If you’ve experienced a work-related injury or illness, you might need time off work while you recover. Your doctor will put details of this on your work capacity certificate.
If I can’t work, will I still get paid?
If your workers compensation claim is accepted, you may be able to receive weekly compensation for lost wages. This will be paid to you like your wages normally would.
What am I entitled to?
WorkCover will work out how much you’ll be paid based on the Workers' Compensation and Rehabilitation Act 2003.
Your payments will depend on:
- how long your work capacity certificate or other medical opinion says you should be off work
- the date you were injured
- the date your doctor first assessed your injury
- the length of time you’ve been receiving compensation
- whether your job has an award or workplace agreement in place
- what your normal wage payments are each week (Normal Weekly Earnings or NWE)
- Queensland full-time adult ordinary time earnings (QOTE)
QOTE is the amount of a Queensland full-time adult's ordinary time earnings. These are adjusted year by year (usually on July 1) and are declared by the Australian Statistician. The current rate of QOTE is published in the Workers’ Compensation and Rehabilitation (QOTE) Notice and can be found on the Queensland Legislation website.
There is more detailed information about how weekly compensation is worked out in the sections at the bottom of this page.
If you’re an employer, you can work out and submit an injured worker’s weekly earnings, such as a payroll report, or payslips, through online services.
How do I get paid?
Your first week's compensation will come directly from your employer. This acts as their insurance excess for your claim.
After that, WorkCover will pay your weekly compensation straight into your bank account and in line with your employer’s payroll schedule if we can. This helps you stay on track and keep life as normal as possible.

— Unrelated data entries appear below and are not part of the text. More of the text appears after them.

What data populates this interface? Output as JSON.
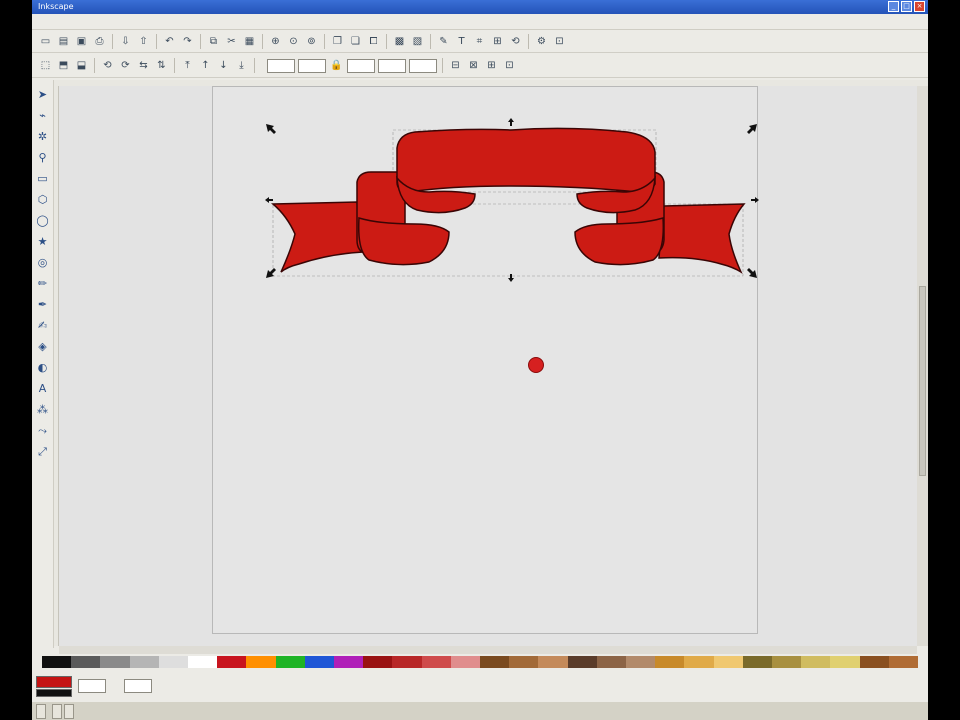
{
  "window": {
    "title": "Inkscape"
  },
  "menu": [],
  "toolbar2": {
    "font_size_label": "",
    "x_value": "",
    "y_value": "",
    "w_value": "",
    "h_value": "",
    "units_value": ""
  },
  "status": {
    "layer_value": "",
    "message": "",
    "coords": "",
    "zoom": ""
  },
  "taskbar": {
    "start_label": "",
    "tasks": [
      "",
      ""
    ]
  },
  "palette_colors": [
    "#111111",
    "#5a5a5a",
    "#8a8a8a",
    "#b5b5b5",
    "#dedede",
    "#ffffff",
    "#c8141e",
    "#ff8f00",
    "#1fb425",
    "#1f56d6",
    "#b01fb8",
    "#9a1212",
    "#b82727",
    "#cf4b4b",
    "#e08d8d",
    "#7a4a1f",
    "#a26a38",
    "#c48a5a",
    "#5a3c2a",
    "#8c6446",
    "#b28a6a",
    "#c88a2a",
    "#e0aa48",
    "#f0c870",
    "#7a6a2a",
    "#a89040",
    "#d0bc60",
    "#e0d070",
    "#8a5020",
    "#b06c34"
  ],
  "colors": {
    "banner_fill": "#cc1b14",
    "banner_stroke": "#3a0505",
    "selection_fill": "#c41414",
    "cursor": "#d62020"
  }
}
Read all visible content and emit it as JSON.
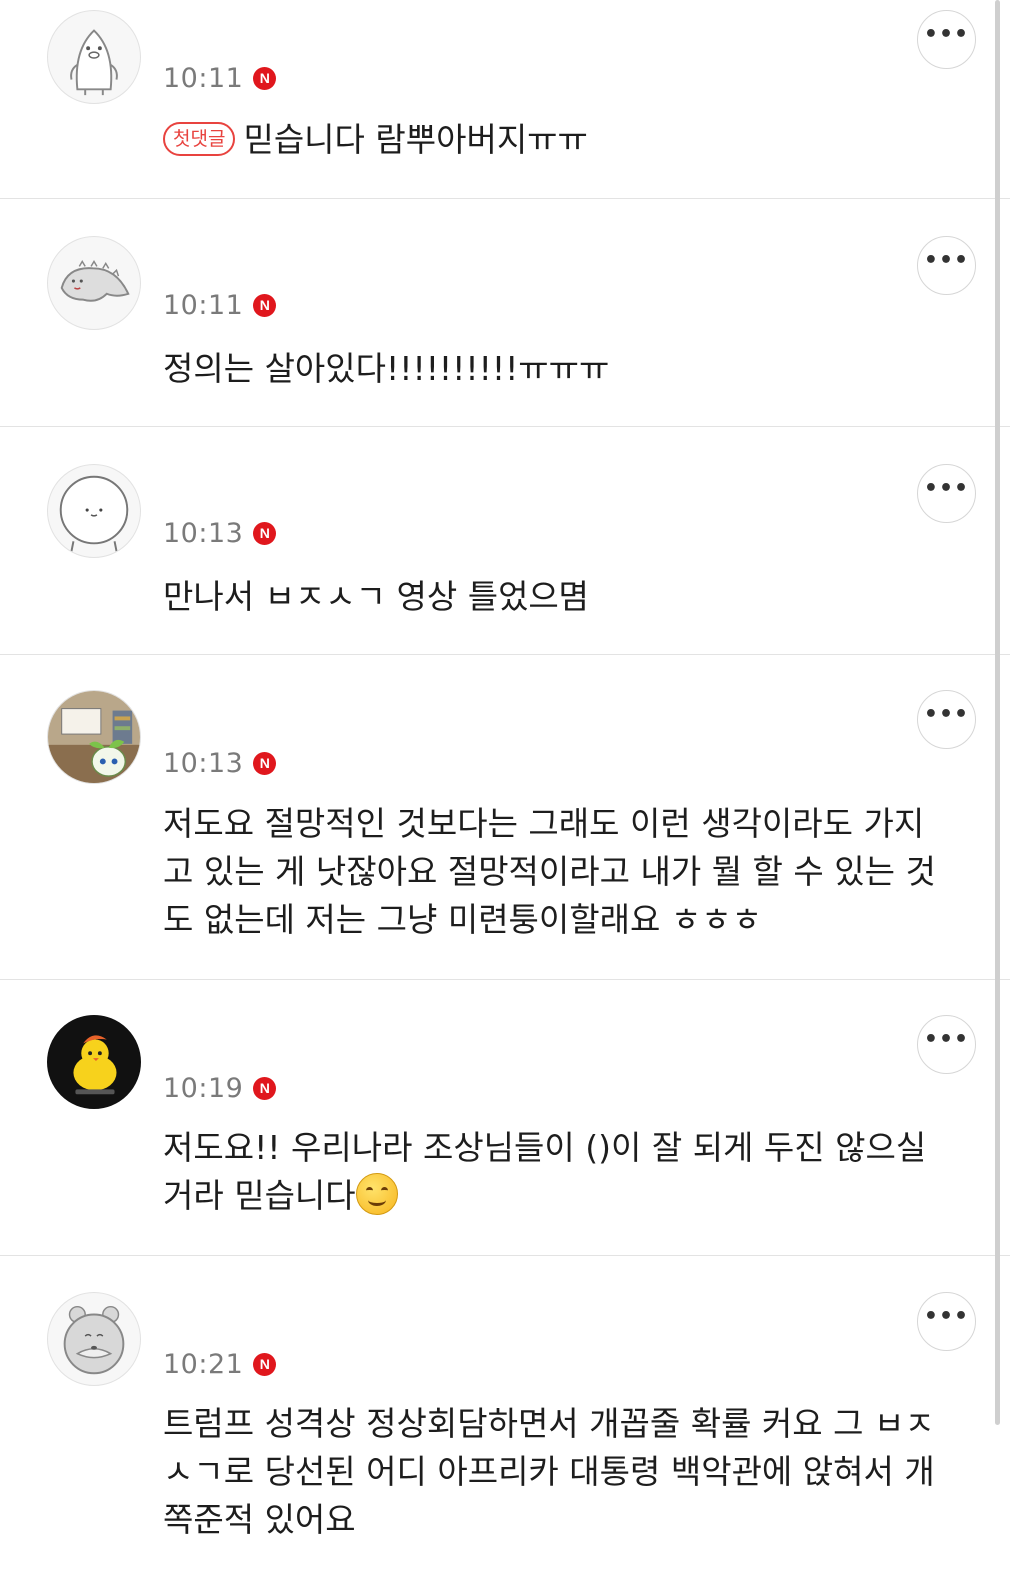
{
  "comments": [
    {
      "avatar": "penguin-avatar",
      "time": "10:11",
      "badge": "N",
      "first_comment_label": "첫댓글",
      "text": "믿습니다 람뿌아버지ㅠㅠ",
      "more_label": "•••"
    },
    {
      "avatar": "lizard-avatar",
      "time": "10:11",
      "badge": "N",
      "text": "정의는 살아있다!!!!!!!!!!ㅠㅠㅠ",
      "more_label": "•••"
    },
    {
      "avatar": "round-face-avatar",
      "time": "10:13",
      "badge": "N",
      "text": "만나서 ㅂㅈㅅㄱ 영상 틀었으몀",
      "more_label": "•••"
    },
    {
      "avatar": "sprout-character-avatar",
      "time": "10:13",
      "badge": "N",
      "text": "저도요 절망적인 것보다는 그래도 이런 생각이라도 가지고 있는 게 낫잖아요 절망적이라고 내가 뭘 할 수 있는 것도 없는데 저는 그냥 미련퉁이할래요 ㅎㅎㅎ",
      "more_label": "•••"
    },
    {
      "avatar": "chick-avatar",
      "time": "10:19",
      "badge": "N",
      "text": "저도요!! 우리나라 조상님들이 ()이 잘 되게 두진 않으실거라 믿습니다",
      "emoji": "smiling-face-emoji",
      "more_label": "•••"
    },
    {
      "avatar": "bear-avatar",
      "time": "10:21",
      "badge": "N",
      "text": "트럼프 성격상 정상회담하면서 개꼽줄 확률 커요 그 ㅂㅈㅅㄱ로 당선된 어디 아프리카 대통령 백악관에 앉혀서 개쪽준적 있어요",
      "more_label": "•••"
    }
  ],
  "colors": {
    "badge_red": "#e0171d",
    "first_badge_red": "#e8433f",
    "time_gray": "#7a7a7a",
    "text": "#1d1d1d",
    "divider": "#e3e3e3"
  }
}
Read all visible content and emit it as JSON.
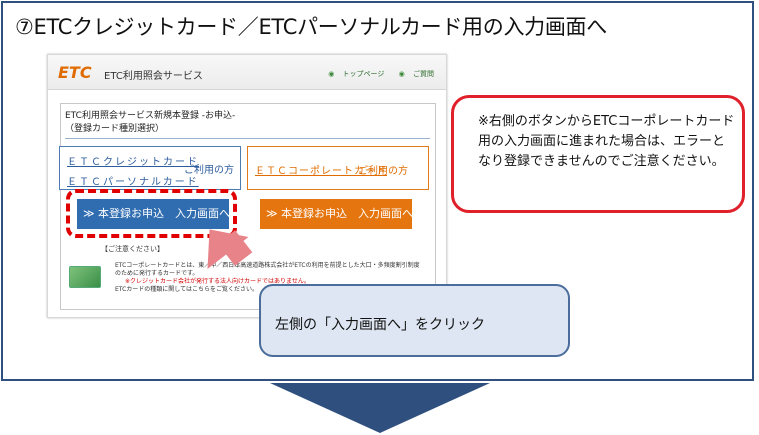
{
  "step_title": "⑦ETCクレジットカード／ETCパーソナルカード用の入力画面へ",
  "shot": {
    "logo_text": "ETC",
    "service_name": "ETC利用照会サービス",
    "links": {
      "top": "トップページ",
      "faq": "ご質問"
    },
    "panel_title_line1": "ETC利用照会サービス新規本登録 -お申込-",
    "panel_title_line2": "（登録カード種別選択）",
    "credit_card": "ＥＴＣクレジットカード",
    "personal_card": "ＥＴＣパーソナルカード",
    "credit_use": "ご利用の方",
    "corporate_card": "ＥＴＣコーポレートカード",
    "corporate_use": "ご利用の方",
    "go_button_left": "≫ 本登録お申込　入力画面へ",
    "go_button_right": "≫ 本登録お申込　入力画面へ",
    "notice_title": "【ご注意ください】",
    "notice_line1": "ETCコーポレートカードとは、東／中／西日本高速道路株式会社がETCの利用を前提とした大口・多頻度割引制度のために発行するカードです。",
    "notice_line2": "※クレジットカード会社が発行する法人向けカードではありません。",
    "notice_line3": "ETCカードの種類に関してはこちらをご覧ください。"
  },
  "callout_bottom": "左側の「入力画面へ」をクリック",
  "callout_warning": "※右側のボタンからETCコーポレートカード用の入力画面に進まれた場合は、エラーとなり登録できませんのでご注意ください。",
  "colors": {
    "frame": "#2f4f7f",
    "warning_border": "#e0202a",
    "bubble_bg": "#dde6f2",
    "pointer": "#e8838a"
  }
}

Tax will be deducted from your payments in the same way as your normal wage. WorkCover doesn’t take deductions for things like your superannuation. Your employer might still have to pay your super while you’re receiving workers compensation. This will depend on your award or workplace agreement.
If you have any other questions about payments you can talk to your WorkCover Customer Advisor. If your employer is self-insured, you’ll need to talk to the relevant claims department.
How long will I be paid for?
Your weekly compensation will stop when the first of the following happens:
- you go back to work and aren’t injured any more
- you receive a lump-sum offer
- you've been receiving weekly payments for five years
- your total weekly compensation reaches the maximum amount payable.
Learn about what happens if a claim is stopped.
What information do we use to calculate weekly compensation?
We use information from your employer, or from you, to calculate what you normally earn, known as Normal Weekly Earnings (NWE). When we’re determining the claim, we’ll ask for:
- An itemised payroll report from your employer for 12 months before the date of injury. The report must show each payment including wages, penalties and allowances, OR
- Payslips from your employer, or from you, for 12 months before the date of injury (or from the date started, if less than 12 months), OR
- If these aren't available, we could accept other written wages evidence, such as tax invoices, or bank statements.
How is weekly compensation worked out?
For injuries after 1 Jan 2008
Length of claim - up to 26 weeks
The greater of 85% NWE or amount under the industrial instrument.
For the people that are not covered by an Industrial Instrument, their entitlement is the greater of 85% of NWE or 80% of QOTE, however not more than a person’s normal weekly earnings.
Length of claim - between 26 weeks to 104 weeks
The greater of 75% NWE or 70% QOTE.
Length of claim - 104 weeks onwards
If worker is unfit for work after two years, compensation will depend on degree of impairment.
- Calculating employer excess (PDF, 2.13 MB)